Dataset rows for apps and sites

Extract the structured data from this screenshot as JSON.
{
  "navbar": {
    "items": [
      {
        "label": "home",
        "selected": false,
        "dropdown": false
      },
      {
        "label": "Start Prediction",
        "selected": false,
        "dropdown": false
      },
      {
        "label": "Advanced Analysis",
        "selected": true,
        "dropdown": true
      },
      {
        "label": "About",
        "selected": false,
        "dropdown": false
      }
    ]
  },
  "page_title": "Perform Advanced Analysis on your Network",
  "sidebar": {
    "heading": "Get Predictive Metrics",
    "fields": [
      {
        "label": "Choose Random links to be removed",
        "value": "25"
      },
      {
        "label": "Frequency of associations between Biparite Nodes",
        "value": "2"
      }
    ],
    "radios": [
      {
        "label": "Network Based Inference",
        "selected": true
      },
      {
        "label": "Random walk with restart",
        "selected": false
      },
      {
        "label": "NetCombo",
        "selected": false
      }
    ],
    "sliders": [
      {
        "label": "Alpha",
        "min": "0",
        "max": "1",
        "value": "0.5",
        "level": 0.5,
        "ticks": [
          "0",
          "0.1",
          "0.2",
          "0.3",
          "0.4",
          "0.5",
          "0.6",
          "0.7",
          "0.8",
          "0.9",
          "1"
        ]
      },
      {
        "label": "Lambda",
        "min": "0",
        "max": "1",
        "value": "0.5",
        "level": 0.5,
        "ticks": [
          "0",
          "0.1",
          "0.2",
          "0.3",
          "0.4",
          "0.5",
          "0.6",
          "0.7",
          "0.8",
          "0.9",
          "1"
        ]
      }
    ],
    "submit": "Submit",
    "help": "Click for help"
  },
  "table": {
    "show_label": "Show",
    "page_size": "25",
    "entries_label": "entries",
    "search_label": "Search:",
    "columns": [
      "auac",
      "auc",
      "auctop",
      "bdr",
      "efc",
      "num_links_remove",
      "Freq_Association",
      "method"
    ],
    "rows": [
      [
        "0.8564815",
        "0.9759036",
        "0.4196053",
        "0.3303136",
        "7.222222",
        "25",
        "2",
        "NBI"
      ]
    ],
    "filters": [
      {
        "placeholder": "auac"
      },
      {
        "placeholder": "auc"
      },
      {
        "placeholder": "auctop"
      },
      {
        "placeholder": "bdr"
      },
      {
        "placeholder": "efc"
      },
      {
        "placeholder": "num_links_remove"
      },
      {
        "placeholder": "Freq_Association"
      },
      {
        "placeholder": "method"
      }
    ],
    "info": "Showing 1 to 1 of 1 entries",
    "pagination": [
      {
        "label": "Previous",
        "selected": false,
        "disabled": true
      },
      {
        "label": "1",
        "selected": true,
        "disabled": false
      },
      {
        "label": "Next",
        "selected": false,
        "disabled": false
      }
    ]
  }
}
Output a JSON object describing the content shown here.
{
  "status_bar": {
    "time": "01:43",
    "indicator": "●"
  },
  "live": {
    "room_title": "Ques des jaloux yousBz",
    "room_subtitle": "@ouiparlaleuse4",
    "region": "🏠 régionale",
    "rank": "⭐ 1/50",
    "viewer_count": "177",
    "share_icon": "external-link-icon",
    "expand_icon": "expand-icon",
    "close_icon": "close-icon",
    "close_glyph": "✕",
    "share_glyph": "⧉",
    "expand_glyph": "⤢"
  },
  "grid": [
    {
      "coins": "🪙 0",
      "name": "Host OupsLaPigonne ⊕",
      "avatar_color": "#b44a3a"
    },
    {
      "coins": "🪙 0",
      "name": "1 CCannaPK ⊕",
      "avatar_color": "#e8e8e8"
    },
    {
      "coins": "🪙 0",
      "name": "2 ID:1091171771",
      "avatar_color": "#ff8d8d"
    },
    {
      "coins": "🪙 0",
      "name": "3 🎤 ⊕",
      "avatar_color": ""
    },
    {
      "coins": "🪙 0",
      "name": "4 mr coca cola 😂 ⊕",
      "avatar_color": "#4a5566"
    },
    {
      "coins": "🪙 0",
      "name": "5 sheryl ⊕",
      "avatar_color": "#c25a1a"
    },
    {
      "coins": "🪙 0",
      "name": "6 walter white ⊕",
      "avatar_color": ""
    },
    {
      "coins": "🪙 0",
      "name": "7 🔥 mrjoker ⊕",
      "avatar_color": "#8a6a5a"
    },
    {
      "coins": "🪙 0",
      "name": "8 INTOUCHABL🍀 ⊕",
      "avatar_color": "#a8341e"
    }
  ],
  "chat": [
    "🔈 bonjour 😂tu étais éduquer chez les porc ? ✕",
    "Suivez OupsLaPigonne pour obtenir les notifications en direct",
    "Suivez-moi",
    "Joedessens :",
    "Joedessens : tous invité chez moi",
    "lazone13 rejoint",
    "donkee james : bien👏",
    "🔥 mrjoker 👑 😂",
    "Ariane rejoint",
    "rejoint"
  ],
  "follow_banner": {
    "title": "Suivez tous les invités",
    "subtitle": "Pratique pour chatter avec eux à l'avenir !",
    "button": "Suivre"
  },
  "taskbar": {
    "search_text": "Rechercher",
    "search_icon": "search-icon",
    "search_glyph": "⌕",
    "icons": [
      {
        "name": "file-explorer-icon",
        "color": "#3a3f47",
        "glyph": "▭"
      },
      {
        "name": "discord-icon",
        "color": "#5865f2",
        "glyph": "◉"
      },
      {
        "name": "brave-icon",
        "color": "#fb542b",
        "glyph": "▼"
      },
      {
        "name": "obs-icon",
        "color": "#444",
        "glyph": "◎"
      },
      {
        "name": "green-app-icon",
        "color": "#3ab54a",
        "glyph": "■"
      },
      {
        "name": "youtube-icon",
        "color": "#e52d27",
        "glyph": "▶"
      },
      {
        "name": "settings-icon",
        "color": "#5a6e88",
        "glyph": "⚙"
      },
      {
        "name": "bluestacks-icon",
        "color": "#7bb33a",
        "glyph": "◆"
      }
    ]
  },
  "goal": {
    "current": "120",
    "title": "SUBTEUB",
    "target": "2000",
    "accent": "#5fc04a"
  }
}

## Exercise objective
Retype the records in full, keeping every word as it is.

## Exercise solution
Extract the structured data from this screenshot as JSON.
{
  "navbar": {
    "items": [
      {
        "label": "home",
        "selected": false,
        "dropdown": false
      },
      {
        "label": "Start Prediction",
        "selected": false,
        "dropdown": false
      },
      {
        "label": "Advanced Analysis",
        "selected": true,
        "dropdown": true
      },
      {
        "label": "About",
        "selected": false,
        "dropdown": false
      }
    ]
  },
  "page_title": "Perform Advanced Analysis on your Network",
  "sidebar": {
    "heading": "Get Predictive Metrics",
    "fields": [
      {
        "label": "Choose Random links to be removed",
        "value": "25"
      },
      {
        "label": "Frequency of associations between Biparite Nodes",
        "value": "2"
      }
    ],
    "radios": [
      {
        "label": "Network Based Inference",
        "selected": true
      },
      {
        "label": "Random walk with restart",
        "selected": false
      },
      {
        "label": "NetCombo",
        "selected": false
      }
    ],
    "sliders": [
      {
        "label": "Alpha",
        "min": "0",
        "max": "1",
        "value": "0.5",
        "level": 0.5,
        "ticks": [
          "0",
          "0.1",
          "0.2",
          "0.3",
          "0.4",
          "0.5",
          "0.6",
          "0.7",
          "0.8",
          "0.9",
          "1"
        ]
      },
      {
        "label": "Lambda",
        "min": "0",
        "max": "1",
        "value": "0.5",
        "level": 0.5,
        "ticks": [
          "0",
          "0.1",
          "0.2",
          "0.3",
          "0.4",
          "0.5",
          "0.6",
          "0.7",
          "0.8",
          "0.9",
          "1"
        ]
      }
    ],
    "submit": "Submit",
    "help": "Click for help"
  },
  "table": {
    "show_label": "Show",
    "page_size": "25",
    "entries_label": "entries",
    "search_label": "Search:",
    "columns": [
      "auac",
      "auc",
      "auctop",
      "bdr",
      "efc",
      "num_links_remove",
      "Freq_Association",
      "method"
    ],
    "rows": [
      [
        "0.8564815",
        "0.9759036",
        "0.4196053",
        "0.3303136",
        "7.222222",
        "25",
        "2",
        "NBI"
      ]
    ],
    "filters": [
      {
        "placeholder": "auac"
      },
      {
        "placeholder": "auc"
      },
      {
        "placeholder": "auctop"
      },
      {
        "placeholder": "bdr"
      },
      {
        "placeholder": "efc"
      },
      {
        "placeholder": "num_links_remove"
      },
      {
        "placeholder": "Freq_Association"
      },
      {
        "placeholder": "method"
      }
    ],
    "info": "Showing 1 to 1 of 1 entries",
    "pagination": [
      {
        "label": "Previous",
        "selected": false,
        "disabled": true
      },
      {
        "label": "1",
        "selected": true,
        "disabled": false
      },
      {
        "label": "Next",
        "selected": false,
        "disabled": false
      }
    ]
  }
}
Output a JSON object describing the content shown here.
{
  "status_bar": {
    "time": "01:43",
    "indicator": "●"
  },
  "live": {
    "room_title": "Ques des jaloux yousBz",
    "room_subtitle": "@ouiparlaleuse4",
    "region": "🏠 régionale",
    "rank": "⭐ 1/50",
    "viewer_count": "177",
    "share_icon": "external-link-icon",
    "expand_icon": "expand-icon",
    "close_icon": "close-icon",
    "close_glyph": "✕",
    "share_glyph": "⧉",
    "expand_glyph": "⤢"
  },
  "grid": [
    {
      "coins": "🪙 0",
      "name": "Host OupsLaPigonne ⊕",
      "avatar_color": "#b44a3a"
    },
    {
      "coins": "🪙 0",
      "name": "1 CCannaPK ⊕",
      "avatar_color": "#e8e8e8"
    },
    {
      "coins": "🪙 0",
      "name": "2 ID:1091171771",
      "avatar_color": "#ff8d8d"
    },
    {
      "coins": "🪙 0",
      "name": "3 🎤 ⊕",
      "avatar_color": ""
    },
    {
      "coins": "🪙 0",
      "name": "4 mr coca cola 😂 ⊕",
      "avatar_color": "#4a5566"
    },
    {
      "coins": "🪙 0",
      "name": "5 sheryl ⊕",
      "avatar_color": "#c25a1a"
    },
    {
      "coins": "🪙 0",
      "name": "6 walter white ⊕",
      "avatar_color": ""
    },
    {
      "coins": "🪙 0",
      "name": "7 🔥 mrjoker ⊕",
      "avatar_color": "#8a6a5a"
    },
    {
      "coins": "🪙 0",
      "name": "8 INTOUCHABL🍀 ⊕",
      "avatar_color": "#a8341e"
    }
  ],
  "chat": [
    "🔈 bonjour 😂tu étais éduquer chez les porc ? ✕",
    "Suivez OupsLaPigonne pour obtenir les notifications en direct",
    "Suivez-moi",
    "Joedessens :",
    "Joedessens : tous invité chez moi",
    "lazone13 rejoint",
    "donkee james : bien👏",
    "🔥 mrjoker 👑 😂",
    "Ariane rejoint",
    "rejoint"
  ],
  "follow_banner": {
    "title": "Suivez tous les invités",
    "subtitle": "Pratique pour chatter avec eux à l'avenir !",
    "button": "Suivre"
  },
  "taskbar": {
    "search_text": "Rechercher",
    "search_icon": "search-icon",
    "search_glyph": "⌕",
    "icons": [
      {
        "name": "file-explorer-icon",
        "color": "#3a3f47",
        "glyph": "▭"
      },
      {
        "name": "discord-icon",
        "color": "#5865f2",
        "glyph": "◉"
      },
      {
        "name": "brave-icon",
        "color": "#fb542b",
        "glyph": "▼"
      },
      {
        "name": "obs-icon",
        "color": "#444",
        "glyph": "◎"
      },
      {
        "name": "green-app-icon",
        "color": "#3ab54a",
        "glyph": "■"
      },
      {
        "name": "youtube-icon",
        "color": "#e52d27",
        "glyph": "▶"
      },
      {
        "name": "settings-icon",
        "color": "#5a6e88",
        "glyph": "⚙"
      },
      {
        "name": "bluestacks-icon",
        "color": "#7bb33a",
        "glyph": "◆"
      }
    ]
  },
  "goal": {
    "current": "120",
    "title": "SUBTEUB",
    "target": "2000",
    "accent": "#5fc04a"
  }
}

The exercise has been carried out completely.